Scientists at Friedrich Schiller University in Jena, together with colleagues from Boston University (BU) and Wayne State University (WSU), have now succeeded in preventing dendrite formation and thus at least doubling the lifetime of a lithium metal battery. The researchers report on their method in an open-access paper in the journal Advanced Energy Materials.
Here, the use of an ultrathin (≈1.2 nm) carbon nanomembrane (CNM) which contains sub-nanometer sized pores as an interlayer to regulate the mass transport of Li-ions is demonstrated. Symmetrical cell analysis reveals that the cell with CNM interlayer cycles over 2x longer than the control experiment without the formation of Li dendrites. Further investigation on the Li plating morphology on Cu foil reveals highly dense deposits of Li metal using a standard carbonate electrolyte. A smoothed-particle hydrodynamics simulation of the mass transport at the anode–electrolyte interface elucidates the effect of the CNM in promoting the formation of highly dense Li deposits and inhibiting the formation of dendrites. A lithium metal battery fabricated using the LiFePO4 cathode exhibits a stable, flat voltage profile with low polarization for over 300 cycles indicating the effect of regulated mass transport.—Rajendran et al.

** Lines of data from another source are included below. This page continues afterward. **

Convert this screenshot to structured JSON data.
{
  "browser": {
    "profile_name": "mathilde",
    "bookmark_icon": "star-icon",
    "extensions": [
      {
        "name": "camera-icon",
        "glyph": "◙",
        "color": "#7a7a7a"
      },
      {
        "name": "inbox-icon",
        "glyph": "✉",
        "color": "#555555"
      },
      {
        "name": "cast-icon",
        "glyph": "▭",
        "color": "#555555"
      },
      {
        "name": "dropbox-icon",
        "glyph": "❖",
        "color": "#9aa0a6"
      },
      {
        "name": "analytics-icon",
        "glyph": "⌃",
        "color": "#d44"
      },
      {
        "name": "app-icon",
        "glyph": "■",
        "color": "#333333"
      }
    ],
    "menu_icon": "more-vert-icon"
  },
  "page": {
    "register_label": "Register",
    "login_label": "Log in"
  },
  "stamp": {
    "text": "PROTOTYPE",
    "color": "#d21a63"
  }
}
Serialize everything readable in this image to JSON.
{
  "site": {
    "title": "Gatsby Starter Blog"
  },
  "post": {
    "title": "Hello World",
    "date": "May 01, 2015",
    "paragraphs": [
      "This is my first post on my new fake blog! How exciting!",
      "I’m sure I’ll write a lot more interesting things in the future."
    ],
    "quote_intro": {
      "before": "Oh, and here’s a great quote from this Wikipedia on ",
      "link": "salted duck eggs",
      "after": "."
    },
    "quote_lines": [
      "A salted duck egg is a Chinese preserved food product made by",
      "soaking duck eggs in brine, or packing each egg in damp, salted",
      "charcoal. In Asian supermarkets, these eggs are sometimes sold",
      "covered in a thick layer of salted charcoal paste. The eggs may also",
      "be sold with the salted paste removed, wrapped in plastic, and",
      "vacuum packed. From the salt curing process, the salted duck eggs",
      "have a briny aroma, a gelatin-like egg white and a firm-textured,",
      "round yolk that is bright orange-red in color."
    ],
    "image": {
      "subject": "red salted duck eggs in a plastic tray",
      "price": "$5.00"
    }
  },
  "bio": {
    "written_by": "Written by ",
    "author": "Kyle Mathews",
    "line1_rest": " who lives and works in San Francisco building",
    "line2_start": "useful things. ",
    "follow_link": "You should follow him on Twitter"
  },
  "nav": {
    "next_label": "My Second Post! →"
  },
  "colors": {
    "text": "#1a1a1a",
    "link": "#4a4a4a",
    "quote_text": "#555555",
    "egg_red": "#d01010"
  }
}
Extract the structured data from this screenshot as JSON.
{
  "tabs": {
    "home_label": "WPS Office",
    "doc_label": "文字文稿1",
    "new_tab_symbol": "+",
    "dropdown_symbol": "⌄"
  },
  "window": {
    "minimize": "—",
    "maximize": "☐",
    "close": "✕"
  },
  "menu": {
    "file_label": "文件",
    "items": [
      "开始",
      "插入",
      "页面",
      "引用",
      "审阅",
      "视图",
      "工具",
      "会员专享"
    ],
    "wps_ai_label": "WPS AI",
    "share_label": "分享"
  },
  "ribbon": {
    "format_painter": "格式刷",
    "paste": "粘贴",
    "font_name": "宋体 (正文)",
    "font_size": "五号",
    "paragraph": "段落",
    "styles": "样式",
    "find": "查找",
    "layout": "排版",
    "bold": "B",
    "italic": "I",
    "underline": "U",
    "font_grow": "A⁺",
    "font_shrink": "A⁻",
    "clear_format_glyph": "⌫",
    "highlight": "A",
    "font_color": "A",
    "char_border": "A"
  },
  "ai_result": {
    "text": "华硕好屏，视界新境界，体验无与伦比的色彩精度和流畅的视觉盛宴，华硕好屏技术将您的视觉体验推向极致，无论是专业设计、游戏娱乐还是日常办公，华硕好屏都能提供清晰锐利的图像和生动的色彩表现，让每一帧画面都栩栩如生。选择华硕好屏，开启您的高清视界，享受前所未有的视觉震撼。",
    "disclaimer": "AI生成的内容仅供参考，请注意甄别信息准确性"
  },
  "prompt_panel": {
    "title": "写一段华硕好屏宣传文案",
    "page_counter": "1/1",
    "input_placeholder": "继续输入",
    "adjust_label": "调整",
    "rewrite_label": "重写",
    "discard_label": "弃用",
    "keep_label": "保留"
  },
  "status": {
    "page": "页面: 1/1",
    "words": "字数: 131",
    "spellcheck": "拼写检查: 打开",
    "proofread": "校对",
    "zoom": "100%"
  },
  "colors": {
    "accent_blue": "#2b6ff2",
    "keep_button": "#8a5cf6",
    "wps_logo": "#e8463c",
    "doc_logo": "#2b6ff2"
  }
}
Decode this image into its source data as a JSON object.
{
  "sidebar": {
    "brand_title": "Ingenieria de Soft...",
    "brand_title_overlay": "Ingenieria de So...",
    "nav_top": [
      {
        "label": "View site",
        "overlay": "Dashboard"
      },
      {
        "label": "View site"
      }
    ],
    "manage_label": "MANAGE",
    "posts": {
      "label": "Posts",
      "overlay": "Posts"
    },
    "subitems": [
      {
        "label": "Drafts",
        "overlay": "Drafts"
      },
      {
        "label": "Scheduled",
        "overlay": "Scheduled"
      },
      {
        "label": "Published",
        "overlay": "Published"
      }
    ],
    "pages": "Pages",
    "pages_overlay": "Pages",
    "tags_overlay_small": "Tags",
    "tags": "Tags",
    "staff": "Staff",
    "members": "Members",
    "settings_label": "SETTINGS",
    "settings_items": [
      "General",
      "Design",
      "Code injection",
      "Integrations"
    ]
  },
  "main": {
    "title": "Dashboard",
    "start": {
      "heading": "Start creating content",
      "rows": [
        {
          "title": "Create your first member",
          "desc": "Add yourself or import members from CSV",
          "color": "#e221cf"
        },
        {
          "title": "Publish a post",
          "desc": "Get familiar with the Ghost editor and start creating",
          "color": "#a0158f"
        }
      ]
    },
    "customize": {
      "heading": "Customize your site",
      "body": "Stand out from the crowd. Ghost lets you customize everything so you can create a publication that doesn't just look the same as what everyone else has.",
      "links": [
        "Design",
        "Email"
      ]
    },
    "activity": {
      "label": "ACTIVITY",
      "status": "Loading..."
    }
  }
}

During the charge transfer process, lithium ions move back and forth between the anode and the cathode. Whenever they pick up an electron, they deposit a lithium atom and these atoms accumulate on the anode. A crystalline surface is formed, which grows three-dimensionally where the atoms accumulate, creating the dendrites. The pores of the separator membrane influences the nucleation of dendrites. If ion transport is more homogeneous, dendrite nucleation can be avoided, the researchers said.
That’s why we applied an extremely thin, two-dimensional membrane made of carbon to the separator, with the pores having a diameter of less than one nanometer. These tiny openings are smaller than the critical nucleus size and thus prevent the nucleation that leads to the formation of dendrites. Instead of forming dendritic structures, the lithium is deposited on the anode as a smooth film.—Professor Andrey Turchanin, University of Jena, co-corresponding author
There is no risk of the separator membrane being damaged by this and the functionality of the battery is not affected.
a) Regular battery separators with microscale porosity cause non-uniform lithium transport during the battery charge-discharge cycles resulting in needle-like growth of metallic lithium. This leads to short circuits and premature failure of lithium metal batteries. b) By introducing a carbon nanomembrane on the regular battery separator, the growth of lithium needles can be suppressed. The sub-nanometer-sized pores in carbon nanomembranes regulate the transport of lithium ions during the battery charge-discharge cycles, resulting in the deposition of a smooth film and the battery life can be increased significantly. Image: Turchanin et al./Wiley
The researchers recharged test batteries fitted with the hybrid separator membrane; even after hundreds of charging and discharging cycles, there was no dendritic growth, said Dr. Antony George from the University of Jena.
The key innovation here is stabilizing electrode/electrolyte interface with an ultra-thin membrane that does not alter current battery manufacturing process. Interface stability holds key in enhancing the performance and safety of an electrochemical system.—Associate Professor Leela Mohana Reddy Arava, WSU, co-corresponding author
The research team has applied for a patent for their method. The next step is to see how the application of the two-dimensional membrane can be integrated into the manufacturing process. The researchers also want to apply the idea to other types of batteries.
Rajendran, Z. Tang, A. George, A. Cannon, C. Neumann, A. Sawas, E. Ryan, A. Turchanin & L. M. R. Arava (2021) “Inhibition of Lithium Dendrite Formation in Lithium Metal Batteries via Regulated Cation Transport through Ultrathin Sub-Nanometer Porous Carbon Nanomembranes,” Advanced Energy Materials doi: 10.1002/aenm.202100666